■ WORK TO COMPLETE
Wherever "Python" appears in a line of the listing, that line should be returned.

■ RECORDS FOR THE TASK
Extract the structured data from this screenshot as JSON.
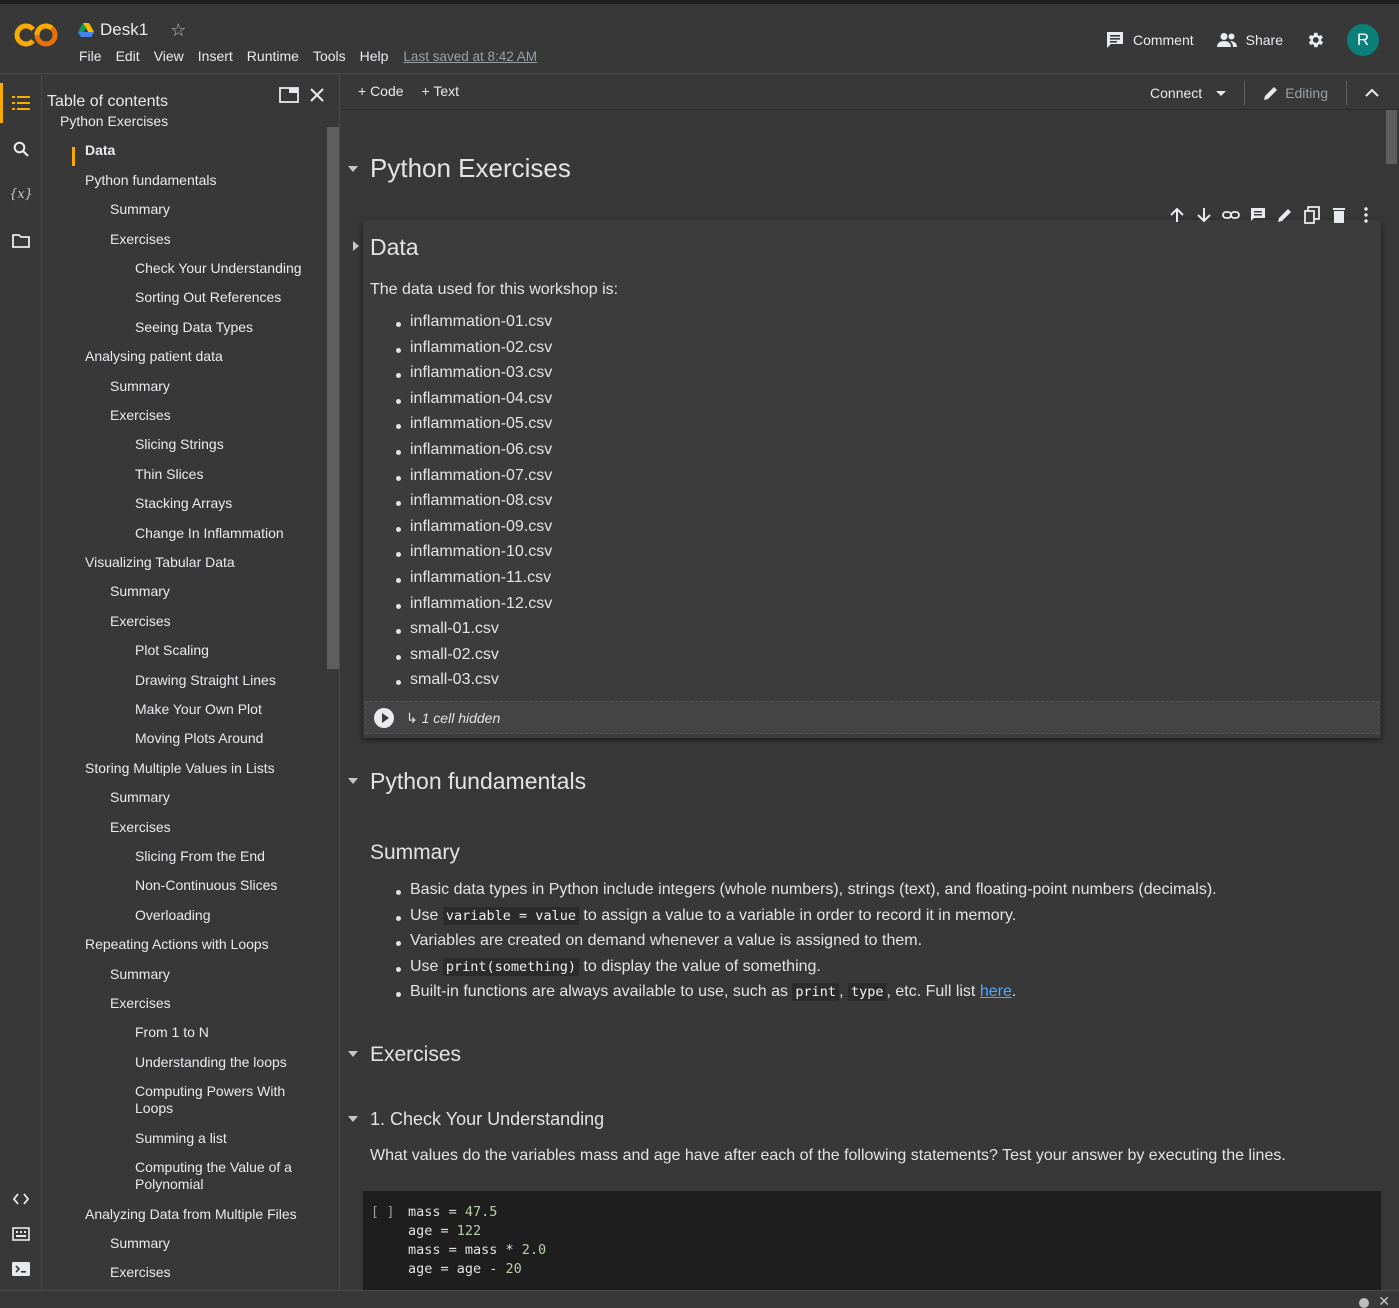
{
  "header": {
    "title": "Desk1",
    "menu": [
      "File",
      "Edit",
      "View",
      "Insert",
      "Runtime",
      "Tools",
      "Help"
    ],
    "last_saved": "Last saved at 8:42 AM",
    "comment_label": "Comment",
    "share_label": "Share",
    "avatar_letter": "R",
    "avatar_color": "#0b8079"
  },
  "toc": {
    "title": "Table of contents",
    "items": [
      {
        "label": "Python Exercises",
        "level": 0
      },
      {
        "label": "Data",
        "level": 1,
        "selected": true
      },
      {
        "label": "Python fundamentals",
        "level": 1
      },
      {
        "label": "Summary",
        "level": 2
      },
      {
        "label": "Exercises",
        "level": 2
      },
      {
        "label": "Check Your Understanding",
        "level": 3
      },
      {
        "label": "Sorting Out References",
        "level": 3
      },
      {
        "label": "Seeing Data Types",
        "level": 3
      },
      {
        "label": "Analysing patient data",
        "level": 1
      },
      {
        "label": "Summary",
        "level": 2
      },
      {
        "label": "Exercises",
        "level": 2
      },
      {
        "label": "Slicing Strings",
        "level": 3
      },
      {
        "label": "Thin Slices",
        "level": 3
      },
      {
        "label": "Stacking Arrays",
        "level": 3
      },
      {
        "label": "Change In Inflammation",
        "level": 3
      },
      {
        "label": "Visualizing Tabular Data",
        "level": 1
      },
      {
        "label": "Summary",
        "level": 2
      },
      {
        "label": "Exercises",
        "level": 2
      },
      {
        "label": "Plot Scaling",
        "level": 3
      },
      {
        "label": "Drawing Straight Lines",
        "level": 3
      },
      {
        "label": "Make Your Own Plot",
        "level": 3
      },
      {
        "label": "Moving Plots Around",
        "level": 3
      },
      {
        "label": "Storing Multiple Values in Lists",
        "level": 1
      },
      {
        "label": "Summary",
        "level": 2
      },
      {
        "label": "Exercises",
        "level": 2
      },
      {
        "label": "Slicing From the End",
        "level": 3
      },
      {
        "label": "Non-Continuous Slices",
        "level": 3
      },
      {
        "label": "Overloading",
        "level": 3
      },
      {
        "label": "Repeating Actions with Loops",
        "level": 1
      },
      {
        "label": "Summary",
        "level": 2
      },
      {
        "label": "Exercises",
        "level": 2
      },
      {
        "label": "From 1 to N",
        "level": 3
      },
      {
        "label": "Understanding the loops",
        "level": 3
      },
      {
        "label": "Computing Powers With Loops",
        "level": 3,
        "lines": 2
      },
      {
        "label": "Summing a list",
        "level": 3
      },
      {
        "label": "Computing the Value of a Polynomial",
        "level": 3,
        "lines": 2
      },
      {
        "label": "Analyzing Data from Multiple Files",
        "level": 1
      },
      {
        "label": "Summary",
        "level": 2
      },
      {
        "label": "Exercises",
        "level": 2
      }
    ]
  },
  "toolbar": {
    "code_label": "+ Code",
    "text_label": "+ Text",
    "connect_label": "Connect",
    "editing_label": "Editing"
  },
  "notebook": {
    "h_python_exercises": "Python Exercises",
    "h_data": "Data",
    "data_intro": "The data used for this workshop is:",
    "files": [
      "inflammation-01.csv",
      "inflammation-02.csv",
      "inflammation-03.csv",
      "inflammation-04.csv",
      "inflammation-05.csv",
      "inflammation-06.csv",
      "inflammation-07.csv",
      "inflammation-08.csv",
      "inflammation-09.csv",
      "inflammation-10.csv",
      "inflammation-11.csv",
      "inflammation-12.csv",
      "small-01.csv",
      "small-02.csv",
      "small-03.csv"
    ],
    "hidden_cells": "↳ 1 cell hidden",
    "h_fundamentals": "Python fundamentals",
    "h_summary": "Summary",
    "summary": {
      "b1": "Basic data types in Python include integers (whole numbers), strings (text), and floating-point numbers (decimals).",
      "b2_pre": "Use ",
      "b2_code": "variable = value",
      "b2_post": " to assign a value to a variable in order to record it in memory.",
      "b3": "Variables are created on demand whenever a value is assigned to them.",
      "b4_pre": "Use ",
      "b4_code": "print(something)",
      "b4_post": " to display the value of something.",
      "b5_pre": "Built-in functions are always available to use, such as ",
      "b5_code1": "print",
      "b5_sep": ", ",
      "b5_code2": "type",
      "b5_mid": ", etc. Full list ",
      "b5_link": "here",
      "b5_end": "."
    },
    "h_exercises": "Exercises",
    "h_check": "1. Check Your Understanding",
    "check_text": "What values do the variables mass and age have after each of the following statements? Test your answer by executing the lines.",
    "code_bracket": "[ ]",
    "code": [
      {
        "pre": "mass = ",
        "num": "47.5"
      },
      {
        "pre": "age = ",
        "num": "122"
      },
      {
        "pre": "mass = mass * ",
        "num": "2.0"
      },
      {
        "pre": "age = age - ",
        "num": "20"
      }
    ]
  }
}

■ COMPLETED TASK
        "label": "Python Exercises",
        "label": "Python fundamentals",
    "h_python_exercises": "Python Exercises",
    "h_fundamentals": "Python fundamentals",
      "b1": "Basic data types in Python include integers (whole numbers), strings (text), and floating-point numbers (decimals).",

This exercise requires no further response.